The film opens with what I found to be the creepiest part of the whole thing: a video detailing the case of a freaky-looking doll who is terrorizing a couple of nurses at their apartment. The case, we learn, is a previous one of Ed and Lorraine Warren, two real life paranormal investigators who have made cameos in various books and movies, and who become the stars of The Conjuring.

From there, we meet a family of seven as they move into a rustic house in the country big enough to shelter all five of the couple’s daughters. As you might imagine, strange things begin happening: the clocks all stop at 3:07 am, they find a boarded-up spiderweb-covered cellar, and thumping noises wake them in the middle of the night. Yadda yadda. Nothing new here. At times creepy, but extremely par for the course in any haunted house offering doled out by Hollywood.

the-conjuring music box

Also, a creepy music box with a clown in it. I feel like this belongs in the cellar from The Cabin in the Woods.

Once the haunting sufficiently terrifies the family, it’s time to call in the paranormal investigators. Enter Ed and Lorraine: interesting characters who are well portrayed, but ultimately detrimental to the mood initiated by the family’s victimization by an unnamed force. As soon as they arrive at the house and set up their equipment, some of the mystery and intrigue disappears. We feel safer, somehow, because the experts are here to save the day.

The unhappy clan is joined by a skeptical police officer who is there to oversee the proceedings. This character provides the obligatory “convert the skeptic” subplot that all demon possession movies must include.
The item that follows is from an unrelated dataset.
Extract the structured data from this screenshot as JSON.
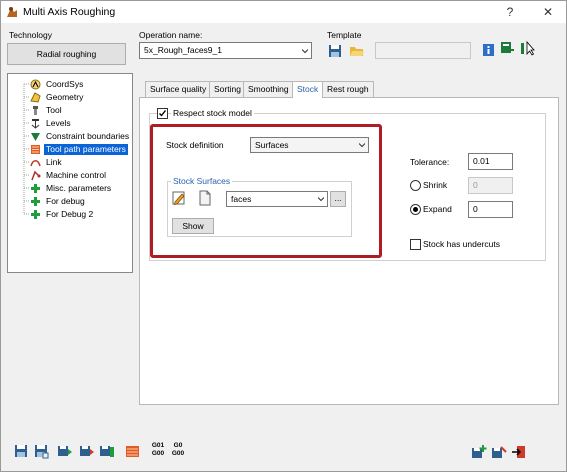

For they immediately determine that this supposed haunting is, in fact, a demon possession—not even close to a surprise, when the revelation comes.

Which leads us to the quandary: how many religion-based possession movies do we really need in our lives?

Come quick! I just realized we're stuck in a rehash of old horror tropes!

Help! I just realized we’re stuck in a rehash of old horror tropes!

The problem with so many horror movies about possession is that they limit themselves to things that are only scary to people with particular religious beliefs. In an increasingly secular world, let’s face it: we just aren’t as scared as we used to be of demons and other religious horrors. The mantra of these movies inevitably becomes the idea that we can only fight evil via the power of God, which immediately alienates anyone who doesn’t share this belief. At this point, the mystery is gone, and with it, the fear: we know what it is, and we know how to stop it. Once you introduce God into the narrative, you’re operating on a Deus ex machina where logic need not apply, and the only way to solve your problem is with crosses and holy water.

I doubt I’m the only nonreligious person who feels left out of these kinds of movies, because not only do I feel no sense of fear from them, but I also find it hard to root for the good guys, who tell everyone that they will only be saved if they believe in God. They play with the viewer like they play with the token skeptic who must necessarily be converted by the end of the film. I’m not totally against religion in horror, but look, can’t we do something different for once? Aren’t there any other religions aside from Catholicism with the potential for creepy shit? Something aside from the traditional ideas of God and Satan?

Maybe I went into this one with my hopes too high.

I understand that this movie is “based on the true story” of one of Ed and Lorraine’s investigations—but that’s no excuse for its lack of creativity. This is a mundane film: all of its tropes have been done to death time and again. I think it’s time we exorcise from Hollywood its treasured notions of exorcism, because it’s getting old. Pretty much every exorcism movie after The Exorcist has been lame and extraneous. The Conjuring is, sadly, no exception.


Plot / Originality: 3 out of 10 mysterious music boxes

Acting: 7 out of 10 mysterious music boxes

Visuals: 7 out of 10 mysterious music boxes

Music: 6 out of 10 mysterious music boxes

Script: 5 out of 10 mysterious music boxes

Scare Factor: 6 out of 10 mysterious music boxes

Overall: 5.5 out of 10 mysterious music boxes